Gardens have also played an important role in many cultures’ religious beliefs and practices. The Bible, for example, describes the Garden of Eden as a paradise created by God for humans to inhabit. Many religions have their sacred gardens, such as the Islamic paradise known as the Garden of Paradise.

The Benefits of Gardens

Gardens are not only beautiful, but they also provide many health benefits. Spending time in nature has been shown to reduce stress, improve mood, and boost the immune system. Gardens can also provide a source of fresh, healthy food for those who grow their own produce.

Benefit Description
Stress Reduction Spending time in nature can help to reduce stress and anxiety.
Mood Improvement Gardening and spending time in nature can improve mood and mental well-being.
Immune System Boost Gardening and spending time in nature can boost the immune system and improve overall health.
Source of Fresh Food Gardening can provide a source of fresh, healthy food for those who grow their own produce.

Overall, gardens have played an important role in human history and continue to be a source of beauty, inspiration, and health benefits to this day.

What do Mary Oliver peonies symbolize?

1. Q: Who is Mary Oliver?
A: Mary Oliver was a celebrated American poet who was known for her nature poems.

2. Q: Why are peonies important in Mary Oliver’s work?
A: Peonies were a recurring theme in Mary Oliver’s work because they represent the beauty and transience of life.

3. Q: What do peonies represent in general?
A: Peonies are often associated with wealth, honor, and romance in Eastern cultures.
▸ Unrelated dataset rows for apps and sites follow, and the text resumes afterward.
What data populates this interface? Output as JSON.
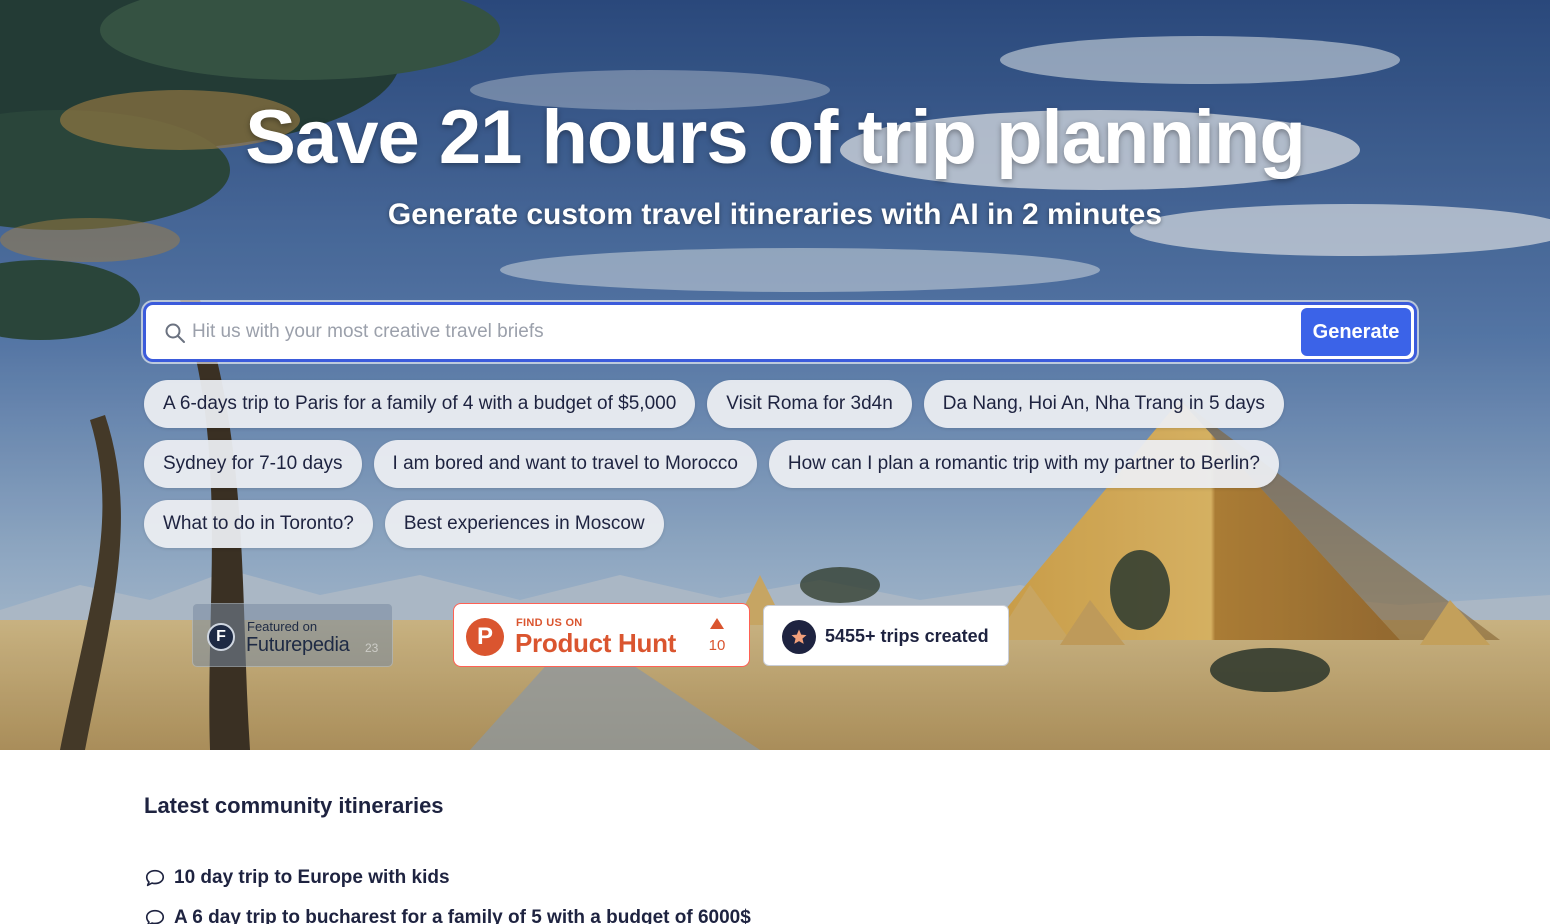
{
  "hero": {
    "headline": "Save 21 hours of trip planning",
    "subheadline": "Generate custom travel itineraries with AI in 2 minutes"
  },
  "search": {
    "icon": "search-icon",
    "placeholder": "Hit us with your most creative travel briefs",
    "value": "",
    "button_label": "Generate",
    "accent_color": "#3b63e8"
  },
  "suggestions": {
    "rows": [
      [
        "A 6-days trip to Paris for a family of 4 with a budget of $5,000",
        "Visit Roma for 3d4n",
        "Da Nang, Hoi An, Nha Trang in 5 days"
      ],
      [
        "Sydney for 7-10 days",
        "I am bored and want to travel to Morocco",
        "How can I plan a romantic trip with my partner to Berlin?"
      ],
      [
        "What to do in Toronto?",
        "Best experiences in Moscow"
      ]
    ]
  },
  "badges": {
    "futurepedia": {
      "small": "Featured on",
      "name": "Futurepedia",
      "count": "23"
    },
    "producthunt": {
      "small": "FIND US ON",
      "name": "Product Hunt",
      "votes": "10",
      "color": "#da552f"
    },
    "trips": {
      "text": "5455+ trips created",
      "icon": "star-icon"
    }
  },
  "community": {
    "title": "Latest community itineraries",
    "icon": "chat-bubble-icon",
    "items": [
      "10 day trip to Europe with kids",
      "A 6 day trip to bucharest for a family of 5 with a budget of 6000$"
    ]
  }
}
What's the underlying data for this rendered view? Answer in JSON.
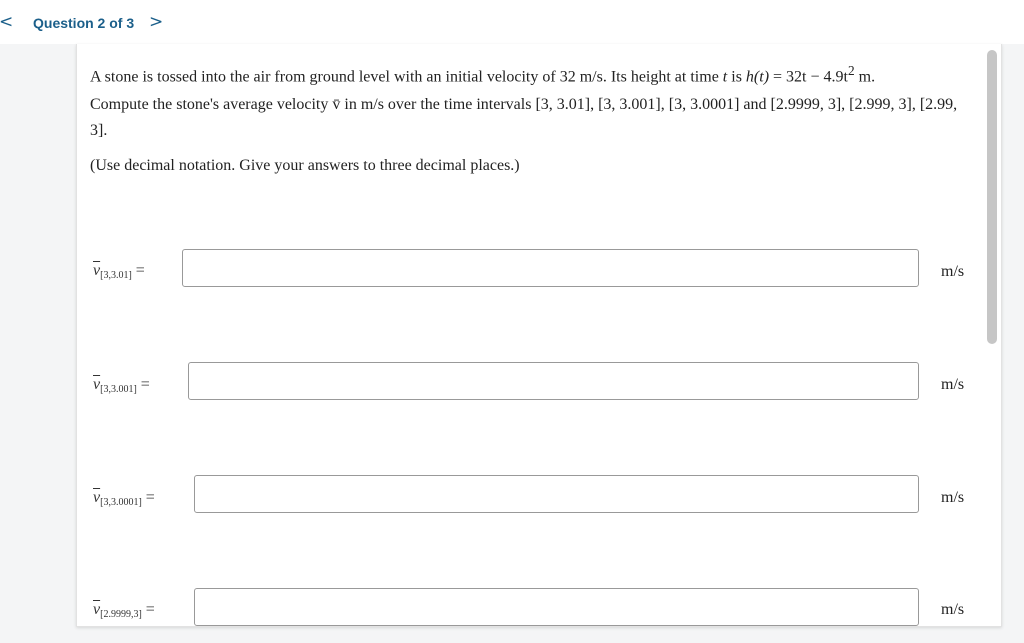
{
  "nav": {
    "prev_glyph": "<",
    "title": "Question 2 of 3",
    "next_glyph": ">"
  },
  "question": {
    "paragraph1_pre": "A stone is tossed into the air from ground level with an initial velocity of 32 m/s. Its height at time ",
    "t_var": "t",
    "is": " is ",
    "h_func": "h(t)",
    "eq_rhs": " = 32t − 4.9t",
    "exp": "2",
    "unit_end": " m.",
    "paragraph2": "Compute the stone's average velocity v̄ in m/s over the time intervals [3, 3.01], [3, 3.001], [3, 3.0001] and [2.9999, 3], [2.999, 3], [2.99, 3].",
    "paragraph3": "(Use decimal notation. Give your answers to three decimal places.)"
  },
  "rows": [
    {
      "var": "v",
      "interval": "[3,3.01]",
      "equals": "=",
      "value": "",
      "unit": "m/s"
    },
    {
      "var": "v",
      "interval": "[3,3.001]",
      "equals": "=",
      "value": "",
      "unit": "m/s"
    },
    {
      "var": "v",
      "interval": "[3,3.0001]",
      "equals": "=",
      "value": "",
      "unit": "m/s"
    },
    {
      "var": "v",
      "interval": "[2.9999,3]",
      "equals": "=",
      "value": "",
      "unit": "m/s"
    }
  ]
}
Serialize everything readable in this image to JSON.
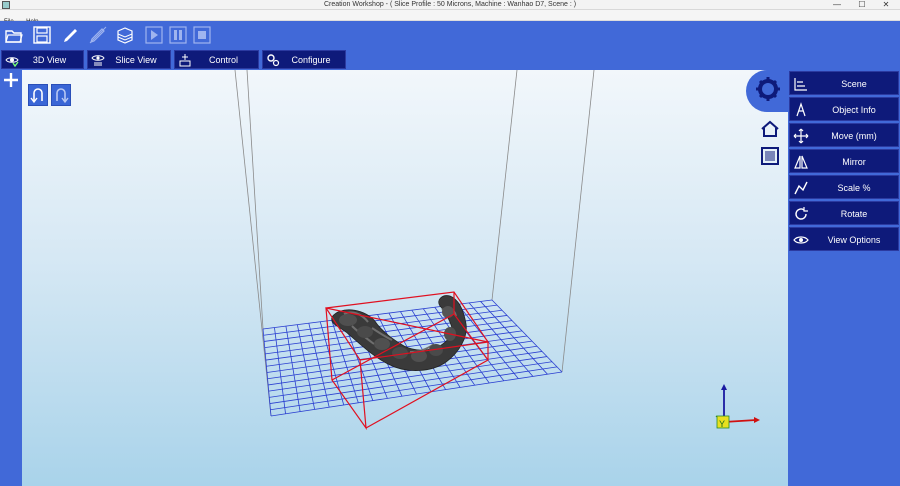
{
  "window": {
    "title": "Creation Workshop -   ( Slice Profile : 50 Microns, Machine : Wanhao D7, Scene : )",
    "controls": [
      "—",
      "☐",
      "✕"
    ]
  },
  "menu": {
    "items": [
      "File",
      "Help"
    ]
  },
  "toolbar": {
    "buttons": [
      "open-icon",
      "save-icon",
      "paint-icon",
      "slice-icon",
      "layers-icon",
      "play-icon",
      "pause-icon",
      "stop-icon"
    ]
  },
  "tabs": [
    {
      "label": "3D View",
      "icon": "eye-icon"
    },
    {
      "label": "Slice View",
      "icon": "eye-icon"
    },
    {
      "label": "Control",
      "icon": "printer-icon"
    },
    {
      "label": "Configure",
      "icon": "gears-icon"
    }
  ],
  "right_panel": {
    "items": [
      {
        "label": "Scene",
        "icon": "scene-icon"
      },
      {
        "label": "Object Info",
        "icon": "info-icon"
      },
      {
        "label": "Move (mm)",
        "icon": "move-icon"
      },
      {
        "label": "Mirror",
        "icon": "mirror-icon"
      },
      {
        "label": "Scale %",
        "icon": "scale-icon"
      },
      {
        "label": "Rotate",
        "icon": "rotate-icon"
      },
      {
        "label": "View Options",
        "icon": "eye-icon"
      }
    ]
  },
  "axis_labels": {
    "y": "Y"
  },
  "colors": {
    "chrome_blue": "#4169d8",
    "button_navy": "#0e1a7a",
    "grid_blue": "#2a3fd0",
    "bbox_red": "#e01020",
    "model_grey": "#3a3a3a"
  }
}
In Western cultures, they are seen as a symbol of romance, prosperity, and good fortune.

4. Q: What is the significance of the color of the peonies?
A: The color of the peonies can also have symbolic meaning. For example, pink peonies can symbolize love and happiness, while white peonies can represent purity and innocence.

5. Q: How does Mary Oliver use peonies in her poetry?
A: Mary Oliver uses the beauty and fragility of the peonies as a metaphor for the fragile beauty of life and the inevitability of death.

6. Q: What are some examples of Mary Oliver’s peony poems?
A: Some of Mary Oliver’s most famous peony poems include “Peonies,” “The Sunflowers,” and “Peonies at Dusk.”

7. Q: How can we interpret Mary Oliver’s peony poems?
A: Mary Oliver’s peony poems encourage us to appreciate the fleeting beauty of life and embrace the impermanence of all things.

Closing Thoughts

Now you know all about what Mary Oliver peonies symbolize. These beautiful flowers represent the fleeting beauty of life and the inevitability of death. Mary Oliver’s peony poems encourage us to cherish the present moment and find beauty in the impermanence of all things. Thank you for reading and please come back soon for more fascinating articles.